The Accounting Historians Journal Vol. 11, No. 1 Spring 1984
William S. Hopwood DIRECTOR OF THE CENTER FOR ACCOUNTING RESEARCH FLORIDA STATE UNIVERSITY
Karen S. Hreha UNIVERSITY OF ILLINOIS
THE INTERPROFESSIONAL TAX ALTERCATION
Abstract: The paper presents an historical summary of the major issues and events which led to the development of the practice of taxation by accountants in the United States. This development was marked by tremendous conflict between the legal and accounting professions.

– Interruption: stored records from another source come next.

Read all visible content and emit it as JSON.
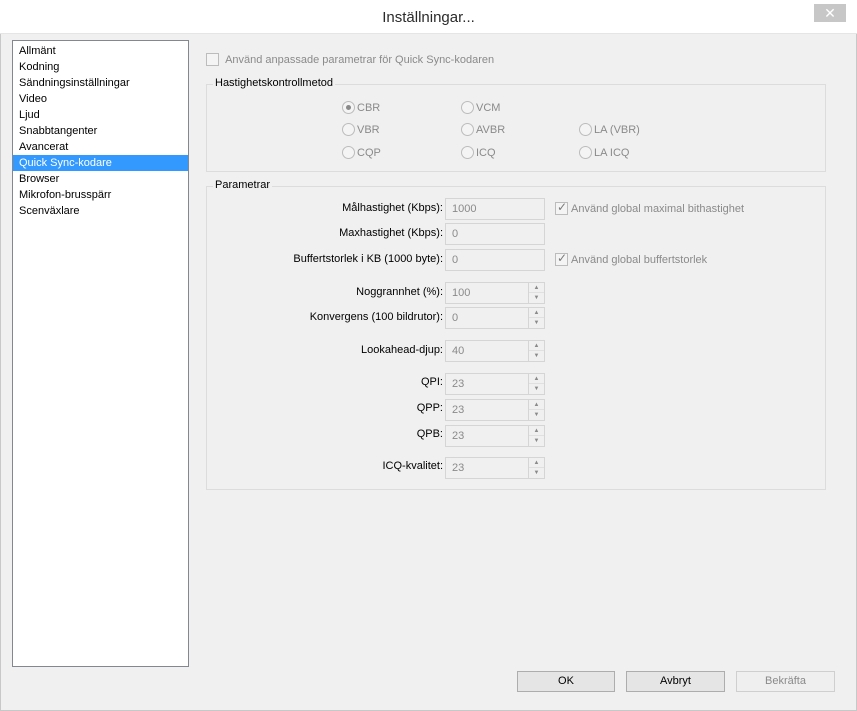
{
  "window": {
    "title": "Inställningar...",
    "close_glyph": "✕"
  },
  "sidebar": {
    "items": [
      {
        "label": "Allmänt"
      },
      {
        "label": "Kodning"
      },
      {
        "label": "Sändningsinställningar"
      },
      {
        "label": "Video"
      },
      {
        "label": "Ljud"
      },
      {
        "label": "Snabbtangenter"
      },
      {
        "label": "Avancerat"
      },
      {
        "label": "Quick Sync-kodare"
      },
      {
        "label": "Browser"
      },
      {
        "label": "Mikrofon-brusspärr"
      },
      {
        "label": "Scenväxlare"
      }
    ],
    "selected_index": 7
  },
  "top_checkbox": {
    "label": "Använd anpassade parametrar för Quick Sync-kodaren",
    "checked": false
  },
  "rate_control": {
    "title": "Hastighetskontrollmetod",
    "options": [
      {
        "label": "CBR",
        "checked": true
      },
      {
        "label": "VCM",
        "checked": false
      },
      {
        "label": "VBR",
        "checked": false
      },
      {
        "label": "AVBR",
        "checked": false
      },
      {
        "label": "LA (VBR)",
        "checked": false
      },
      {
        "label": "CQP",
        "checked": false
      },
      {
        "label": "ICQ",
        "checked": false
      },
      {
        "label": "LA ICQ",
        "checked": false
      }
    ]
  },
  "params": {
    "title": "Parametrar",
    "target_bitrate": {
      "label": "Målhastighet (Kbps):",
      "value": "1000"
    },
    "max_bitrate": {
      "label": "Maxhastighet (Kbps):",
      "value": "0"
    },
    "buffer_size": {
      "label": "Buffertstorlek i KB (1000 byte):",
      "value": "0"
    },
    "global_max_bitrate": {
      "label": "Använd global maximal bithastighet",
      "checked": true
    },
    "global_buffer": {
      "label": "Använd global buffertstorlek",
      "checked": true
    },
    "accuracy": {
      "label": "Noggrannhet (%):",
      "value": "100"
    },
    "convergence": {
      "label": "Konvergens (100 bildrutor):",
      "value": "0"
    },
    "lookahead": {
      "label": "Lookahead-djup:",
      "value": "40"
    },
    "qpi": {
      "label": "QPI:",
      "value": "23"
    },
    "qpp": {
      "label": "QPP:",
      "value": "23"
    },
    "qpb": {
      "label": "QPB:",
      "value": "23"
    },
    "icq_quality": {
      "label": "ICQ-kvalitet:",
      "value": "23"
    }
  },
  "buttons": {
    "ok": "OK",
    "cancel": "Avbryt",
    "apply": "Bekräfta"
  }
}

The purpose of this paper is to provide an historical summary of the major issues involved in the dispute between lawyers and ac-countants for the right to practice tax in the United States. Determi-nation of the major issues is based upon evidence gathered from the Journal of Accountancy and the American Bar Association Journal. These journals are the primary publications which repre-sent the thought of the two professions. By examining the bibliog-raphy, one can see that most of the documentation for this paper has been taken from the Journal of Accountancy. The reason for this is that the American Bar Association Journal published much less on the subject. The volume of articles appearing in the Journal of Accountancy reflects the tremendous concern and importance which the accounting profession attached to the dispute.
Published facts of the two journals may not be entirely represen-tative of both sides of the conflict. However, the object of this paper is to highlight the major events and issues that had a significant effect on the outcome of the dispute between the professions.
The Journal of Accountancy was an official publication of the American Institute of Accountants (AIA), now known as the Ameri-can Institute of Certified Public Accountants. Please note that where the position of the AIA is stated in this essay, such position may not have been an official one. This can be distinguished by ex-amining the footnote to determine whether it is merely an editorial.